I chose to use a small cove molding to finish out the vertical edges of the bead board. As with all of the trim in this project, take a look at the variety of Trim pieces available and get ones that suit your taste. There are lots and lots of styles available. Some will obviously not work at all and others will be great. There is no hard and fast rule to my knowledge. We often just use what we have left over from other projects.
- Finish the Trim
I chose to use lengths of quarter round trim along the bottom edge of the box where it meets the floor. I mitered the corner where it wraps to the side. Take a look at your finished box at this point and decide if there are any gaps or spots that you feel like you want to cover with trim work or if just caulking alone will fill.
- Install the Fascia for the shelf
Use a piece of 1×12 shelving board cut to the length of the top of the beadboard panel. This board will be called the fascia board for the shelf and will be where the coat hangers will ultimately goMount it to the wall using 2-inch trim-head screws installed through the studs
- Mount the Shelf Brackets
Measure and mark the placement of two shelf brackets on the fascia board.
Using the provided hardware, install the shelf brackets flush with the top edge of the fascia board and on center at your marks.
- Secure the Shelf
Cut a piece of stock 1×12 shelving board the width of the bead-board.
Set the shelf on the brackets and tight against the wall. Secure it to the brackets with 2-inch trim-head screws. Cut a 1×4 trim board and attach it to the top of the bead-board to fascia board seam. Attach with 2d nails. Caulk seams.
- Paint the Bench
Sand the entire bench with 180-grit sandpaper. Fill all the nail holes and gaps between moldings with caulk. Prime the bench, bead-board panel, shelf, and moldings, then paint them with two coats of semi-gloss latex.
- Attach the hardware

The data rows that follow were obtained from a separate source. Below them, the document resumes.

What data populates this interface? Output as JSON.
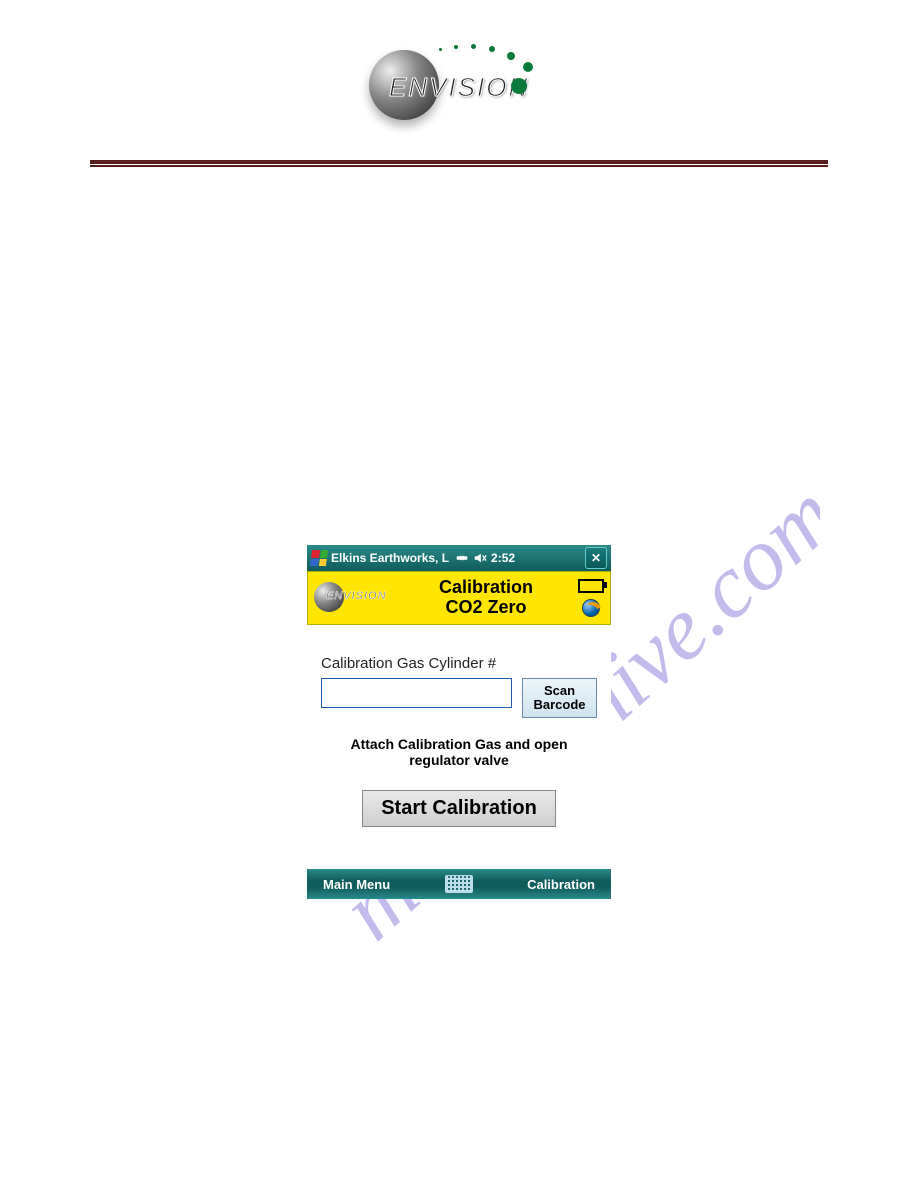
{
  "logo_text": "ENVISION",
  "titlebar": {
    "title": "Elkins Earthworks, L",
    "time": "2:52"
  },
  "header": {
    "line1": "Calibration",
    "line2": "CO2 Zero"
  },
  "form": {
    "cylinder_label": "Calibration Gas Cylinder #",
    "cylinder_value": "",
    "scan_label": "Scan\nBarcode",
    "instruction": "Attach Calibration Gas and open regulator valve",
    "start_label": "Start Calibration"
  },
  "bottombar": {
    "left": "Main Menu",
    "right": "Calibration"
  },
  "watermark_text": "manualshive.com"
}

Screw coat hooks to the fascia board, spaced evenly between the brackets.
Here you can see the accent wall we painted with stripes. Click the image or text for the FREE Laundry Room Printables!